The EU AI Act clearly outlines robust compliance measures. In cases of prohibited AI violations, entities may face substantial fines equivalent to up to 7% of their global annual turnover or a fixed amount of €35 million, emphasising the severity of breaches that involve prohibited AI applications. For other violations falling outside the scope of prohibited AI, penalties remain substantial, with potential fines reaching up to 3% of the global annual turnover or a fixed amount of €15 million.
The significant financial repercussions act as a powerful deterrent, encouraging responsible development, deployment, and use of AI systems within the outlined guidelines.
The EU AI Act compliance analysis: A GPT tool developed by IBM
A team of AI developers at IBM, under the direction of Armand Ruiz, the Director of AI at IBM, has introduced a GPT tool designed to streamline and enhance the compliance assessment process for projects under the purview of the EU AI Act.
This innovative tool represents a pivotal advancement in the field, offering businesses a comprehensive solution for evaluating the adherence of their AI initiatives to the regulatory mandates outlined in the EU AI Act.
Expressing his opinion on the EU AI Act, he Armand says:
“The EU AI Act appears less stringent than anticipated. The law imposes some limits on foundation models but offers significant leeway to “open-source models” — those built with publicly modifiable code. This could advantage open-source AI firms in Europe that opposed the legislation, such as France’s Mistral and Germany’s Aleph Alpha, and even Meta, which introduced the open-source model LLaMA.”

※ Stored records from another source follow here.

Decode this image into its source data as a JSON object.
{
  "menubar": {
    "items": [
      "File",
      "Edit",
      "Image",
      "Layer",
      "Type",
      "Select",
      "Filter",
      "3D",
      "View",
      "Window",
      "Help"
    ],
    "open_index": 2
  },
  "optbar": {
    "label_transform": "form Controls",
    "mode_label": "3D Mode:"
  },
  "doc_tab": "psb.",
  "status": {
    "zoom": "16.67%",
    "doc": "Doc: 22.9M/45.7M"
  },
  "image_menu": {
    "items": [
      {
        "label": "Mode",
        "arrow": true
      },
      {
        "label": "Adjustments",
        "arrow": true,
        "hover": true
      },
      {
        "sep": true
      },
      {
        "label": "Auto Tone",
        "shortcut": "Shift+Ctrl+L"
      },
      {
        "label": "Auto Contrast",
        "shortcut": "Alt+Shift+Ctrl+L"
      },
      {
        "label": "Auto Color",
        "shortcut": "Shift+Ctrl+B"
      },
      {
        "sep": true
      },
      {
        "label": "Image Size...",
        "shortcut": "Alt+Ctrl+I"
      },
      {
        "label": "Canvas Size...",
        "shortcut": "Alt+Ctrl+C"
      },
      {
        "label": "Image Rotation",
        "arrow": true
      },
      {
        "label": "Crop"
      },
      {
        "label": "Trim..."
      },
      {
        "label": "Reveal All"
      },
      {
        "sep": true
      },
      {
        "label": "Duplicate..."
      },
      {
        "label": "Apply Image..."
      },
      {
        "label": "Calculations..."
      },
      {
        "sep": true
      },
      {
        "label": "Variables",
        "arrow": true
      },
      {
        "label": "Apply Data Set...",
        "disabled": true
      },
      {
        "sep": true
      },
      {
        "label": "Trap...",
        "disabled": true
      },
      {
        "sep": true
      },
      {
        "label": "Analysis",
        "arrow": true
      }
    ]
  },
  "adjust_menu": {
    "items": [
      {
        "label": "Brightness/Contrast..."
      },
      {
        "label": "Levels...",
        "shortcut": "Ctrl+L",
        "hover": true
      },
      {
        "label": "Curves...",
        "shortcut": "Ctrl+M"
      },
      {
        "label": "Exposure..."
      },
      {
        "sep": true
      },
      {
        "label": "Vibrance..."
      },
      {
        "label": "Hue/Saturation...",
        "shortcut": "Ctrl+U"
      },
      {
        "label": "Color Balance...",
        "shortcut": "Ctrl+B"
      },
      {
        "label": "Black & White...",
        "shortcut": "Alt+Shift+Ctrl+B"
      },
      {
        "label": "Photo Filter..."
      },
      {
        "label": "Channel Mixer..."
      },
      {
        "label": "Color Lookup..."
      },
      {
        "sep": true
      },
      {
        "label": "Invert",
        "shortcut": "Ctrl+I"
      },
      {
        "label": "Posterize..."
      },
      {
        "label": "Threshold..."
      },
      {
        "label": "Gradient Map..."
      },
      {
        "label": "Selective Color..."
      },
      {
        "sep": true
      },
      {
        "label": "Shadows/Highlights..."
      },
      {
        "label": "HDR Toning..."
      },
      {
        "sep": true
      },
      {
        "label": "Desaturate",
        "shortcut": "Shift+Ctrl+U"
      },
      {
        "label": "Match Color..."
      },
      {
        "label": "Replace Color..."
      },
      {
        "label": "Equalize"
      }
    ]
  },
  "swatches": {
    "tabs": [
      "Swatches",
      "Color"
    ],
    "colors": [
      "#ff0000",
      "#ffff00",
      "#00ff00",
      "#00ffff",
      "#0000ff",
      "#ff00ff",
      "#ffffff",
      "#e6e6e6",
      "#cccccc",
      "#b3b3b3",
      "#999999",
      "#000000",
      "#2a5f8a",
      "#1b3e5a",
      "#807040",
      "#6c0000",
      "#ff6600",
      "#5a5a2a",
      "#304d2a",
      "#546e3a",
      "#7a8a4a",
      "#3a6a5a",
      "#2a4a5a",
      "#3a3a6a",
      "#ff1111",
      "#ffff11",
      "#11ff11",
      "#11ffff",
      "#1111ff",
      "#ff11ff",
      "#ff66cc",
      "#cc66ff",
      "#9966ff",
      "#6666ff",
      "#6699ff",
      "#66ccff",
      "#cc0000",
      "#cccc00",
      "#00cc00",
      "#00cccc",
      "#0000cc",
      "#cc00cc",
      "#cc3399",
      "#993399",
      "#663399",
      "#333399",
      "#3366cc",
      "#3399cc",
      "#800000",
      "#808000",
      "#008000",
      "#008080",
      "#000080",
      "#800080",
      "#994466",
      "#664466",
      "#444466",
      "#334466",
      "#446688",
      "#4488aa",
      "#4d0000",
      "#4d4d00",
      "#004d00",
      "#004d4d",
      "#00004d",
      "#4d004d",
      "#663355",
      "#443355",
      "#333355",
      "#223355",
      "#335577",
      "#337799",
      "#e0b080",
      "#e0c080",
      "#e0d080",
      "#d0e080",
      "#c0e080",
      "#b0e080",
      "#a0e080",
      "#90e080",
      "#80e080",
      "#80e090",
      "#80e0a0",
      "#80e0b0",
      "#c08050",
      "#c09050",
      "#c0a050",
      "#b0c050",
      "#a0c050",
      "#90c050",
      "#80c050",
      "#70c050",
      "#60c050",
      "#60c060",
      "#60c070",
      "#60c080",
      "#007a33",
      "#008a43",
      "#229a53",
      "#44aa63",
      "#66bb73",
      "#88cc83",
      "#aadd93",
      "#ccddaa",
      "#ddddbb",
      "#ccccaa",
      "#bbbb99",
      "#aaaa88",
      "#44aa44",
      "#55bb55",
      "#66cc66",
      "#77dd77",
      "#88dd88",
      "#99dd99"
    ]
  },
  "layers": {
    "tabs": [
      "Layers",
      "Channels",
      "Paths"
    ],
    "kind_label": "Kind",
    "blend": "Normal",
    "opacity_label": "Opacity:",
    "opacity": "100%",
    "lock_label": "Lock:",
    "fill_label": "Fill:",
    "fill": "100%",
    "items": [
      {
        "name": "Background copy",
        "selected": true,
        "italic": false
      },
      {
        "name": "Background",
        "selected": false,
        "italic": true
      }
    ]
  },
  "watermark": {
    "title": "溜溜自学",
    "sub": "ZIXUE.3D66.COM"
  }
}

Leveraging the capabilities of GPT technology, the tool is engineered to provide businesses with detailed insights and guidance, facilitating a thorough examination of projects to ensure they align seamlessly with the stringent regulatory framework.
Hernaldo Turrillo is a writer and author specialised in innovation, AI, DLT, SMEs, trading, investing and new trends in technology and business. He has been working for ztudium group since 2017. He is the editor of openbusinesscouncil.org, tradersdna.com, hedgethink.com, and writes regularly for intelligenthq.com, socialmediacouncil.eu. Hernaldo was born in Spain and finally settled in London, United Kingdom, after a few years of personal growth. Hernaldo finished his Journalism bachelor degree in the University of Seville, Spain, and began working as reporter in the newspaper, Europa Sur, writing about Politics and Society. He also worked as community manager and marketing advisor in Los Barrios, Spain. Innovation, technology, politics and economy are his main interests, with special focus on new trends and ethical projects. He enjoys finding himself getting lost in words, explaining what he understands from the world and helping others. Besides a journalist, he is also a thinker and proactive in digital transformation strategies. Knowledge and ideas have no limits.